One thing that has been consistent among all the newness of this virus life is the unpredictable nature of it, the way new unexpected hurdles keep popping up from nowhere. Lumber shortages, and some other products, have been in short supply, in weird ways. Deck lumber, concrete stain, pressure treated lumber. The fear in the back of mind is a shortage we can't be without, some sort of lumber that prevents us from moving forward, but that hasn't happened yet. A friend of mine's dad said he ordered some dock lumber, and paid a third more and waited 2 months.
Anyways, my point is we are seeing incredible price inflation in framing lumber. 20%, 25%. Too much demand, not enough supply. It's hard to square the unemployment rate, the small business failure, the stock market rise in the face of declining consumer demand, and the robustness of the economy. Really makes me wonder what is around the corner, and no matter how good our today is, I'm super aware of the trap that is being set in terms of optimism, especially in the marketplace I work in. It's a quandary, since I'm just about ready or have just begun, 8 houses of framing, meaning I'm swimming right into the mouth of the inflation shark. We shall see what we should do, or have to do. Above, pic of all the lumber going up in cost like a runaway train.
It's not a time to be new in business - while the opportunity is large, the risks seem as large.
For instance, the NYTimes comes up with a new article of nonsense, and I don't even mean that meanly, like I normally do.
Most of the article is about a development in Green County that hasn't built a home, hasn't overcome one hurdle, hasn't weathered one unexpected disaster, hasn't put together one team.

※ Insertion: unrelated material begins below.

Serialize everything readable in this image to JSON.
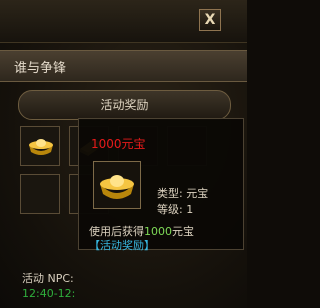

A NYTimes spread about a home that doesn't exist. They mention Hudson Woods, but from what I hear, while Hudson Woods did build out their project in Kerhonkson, they got their asses kicked by the process, the lack of labor, the lack of subcontractor depth, and even though they were selling houses at twice the price they should have been listed at, was still so unprofitable they decided to do no more. Sleight of hand, selling air, branding over product. I feel our clients are way too smart for that. In fact, I feel our clients are the smartest of the bunch.
But it does get my undershorts a bit in a knot, in a low fever way, because it is so undeserved. It literally doesn't exist and even if they were superstuds, which they never are, we are talking 2 years before someone moves in. This is a story that will harm a lot of lives, with big deposits on homes that are never produced, or produced much in the future at half the promised glory. Seen it, watched it before.
It appears some of the karmic 'for every good thing will be an equally bad thing' existence I had going seems to be fading, but wow, I'd almost give up the tubular rad wave of awesomeness with surf daily for a little less drama.